The roads were unpaved. There was no cellphone reception. We spotted hardly any tourists. The jungle sanctuary appeared to be the perfect retreat.

But I could not sleep. The barking dogs, the braying donkeys, the crowing roosters. Yes, roosters crow at night. Accustomed to tuning out the sirens and car alarms in my Boston neighborhood, I was now tossing and turning to the cacophony of nature (though there were no monkeys).

I perked up in the morning when we were treated to a Dutch-Mexican gourmet breakfast of potato pancakes (made with potatoes, chayote squash, zucchini, chorizo, and egg) and fresh-squeezed guava juice by our B&B owners — a Mexican painter named Lorena and her Dutch boyfriend, Remco.

Remco suggested we hike to the waterfall along El Nogalito River and offered to guide us, but said we could easily make it on our own and pointed us in the direction of a restaurant (one of two in town) where the hike began. A man at the restaurant pointed us to the start of the trail, and said he expected to see us for lunch in an hour and a half, two tops. I imagined a pleasant stroll of a couple of miles.

Within minutes, the trail disappeared. Sure, there was a dirt path or two through the woods along the river but they were overgrown with prehistoric-looking trees and a web of tangled branches, and frequently ended in a cluster of boulders. The river seemed like the path of least resistance, so we waded in knee-deep water that became thigh deep in some parts and scaled slippery rocks on all fours, occasionally grabbing a hanging vine for balance.

The terrain was gorgeous, with its canyons and crevasses, but we treaded carefully. An hour became two, and then we heard it — a waterfall tumbling into an inviting, serene pool of water. We dived in.

We did not arrive back at the restaurant until more than four hours after we had set off. After a meal of fish ceviche and cold beer, we walked back to the B&B, laid our sodden, dirt-covered shorts and tank tops out to dry, and set out on another trek — to the beach. After all, it was our last full day in Mexico and Playa Punta Negra was only a mile down the road.


If You Go

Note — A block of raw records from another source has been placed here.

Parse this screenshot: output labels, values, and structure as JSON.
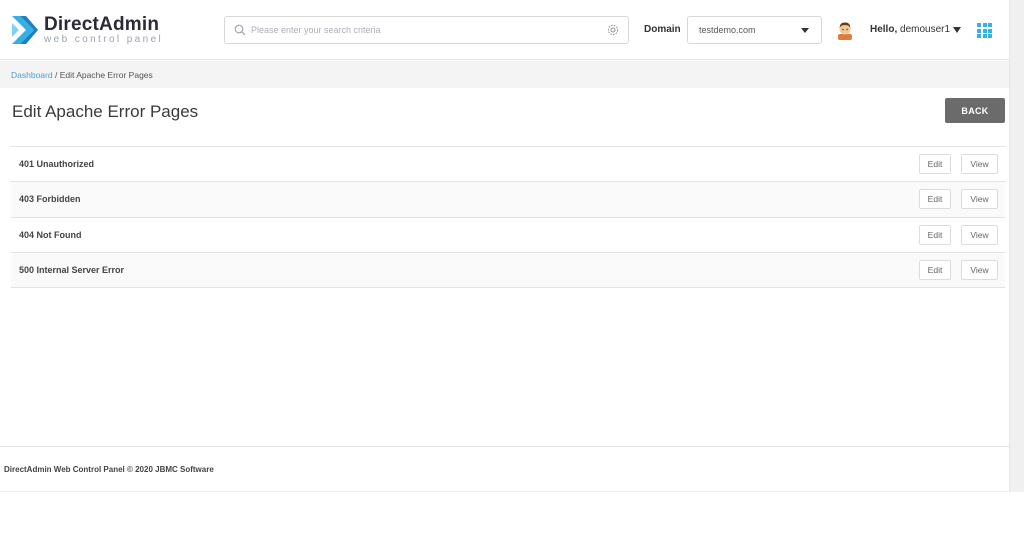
{
  "header": {
    "logo_name": "DirectAdmin",
    "logo_tagline": "web control panel",
    "search_placeholder": "Please enter your search criteria",
    "domain_label": "Domain",
    "domain_value": "testdemo.com",
    "hello_prefix": "Hello,",
    "username": "demouser1"
  },
  "breadcrumb": {
    "home": "Dashboard",
    "separator": " / ",
    "current": "Edit Apache Error Pages"
  },
  "page": {
    "title": "Edit Apache Error Pages",
    "back_label": "BACK"
  },
  "error_pages": [
    {
      "label": "401 Unauthorized",
      "edit": "Edit",
      "view": "View"
    },
    {
      "label": "403 Forbidden",
      "edit": "Edit",
      "view": "View"
    },
    {
      "label": "404 Not Found",
      "edit": "Edit",
      "view": "View"
    },
    {
      "label": "500 Internal Server Error",
      "edit": "Edit",
      "view": "View"
    }
  ],
  "footer": {
    "text": "DirectAdmin Web Control Panel © 2020 JBMC Software"
  },
  "colors": {
    "accent": "#33b4e8",
    "link": "#4a9fd8",
    "back_button": "#6b6b6b"
  },
  "icons": [
    "logo-icon",
    "search-icon",
    "gear-icon",
    "chevron-down-icon",
    "avatar-icon",
    "apps-grid-icon"
  ]
}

Where to stay
Casa de los Monos
Calle Gavilanes 10
Quaint four-room bed-and-breakfast, located in the jungle, one mile from the beach and a short walk to river hike. One of just two housing options in town; $80 per night.
Where to eat
The village of El Nogalito is so small, with its two restaurants closing by 5 p.m., that we found it best to make the 10-minute drive to Puerto Vallarta’s Zona Romantica for dinner.
Joe Jack’s Fish Shack
Basilio Badillo 212
Octopus and shrimp ceviche to die for. Start with Hawaiian tuna poke and house mojito. Finish with fish tacos and cold Indio beer. Entrees about $11.
Fredy’s Tucan Restaurant & Bar
Basilio Badillo 245
A popular breakfast spot serving American and Mexican breakfasts. Go Mexican with the chilaquiles with fried egg. The banana pastries taste like moist coffee cake with banana slices buried within. Perfectly accompanied by licuados, a smoothie with fresh pineapple, banana, melon, orange juice, and honey. Entrees about $6.
What to do
El Eden Eco Park in Mismaloya
Zip lining above the jungle canopy that served as the set of Arnold Schwarzenegger’s “Predator’’ movie. Be prepared to climb hundreds of steps up the hillside. $81 per adult.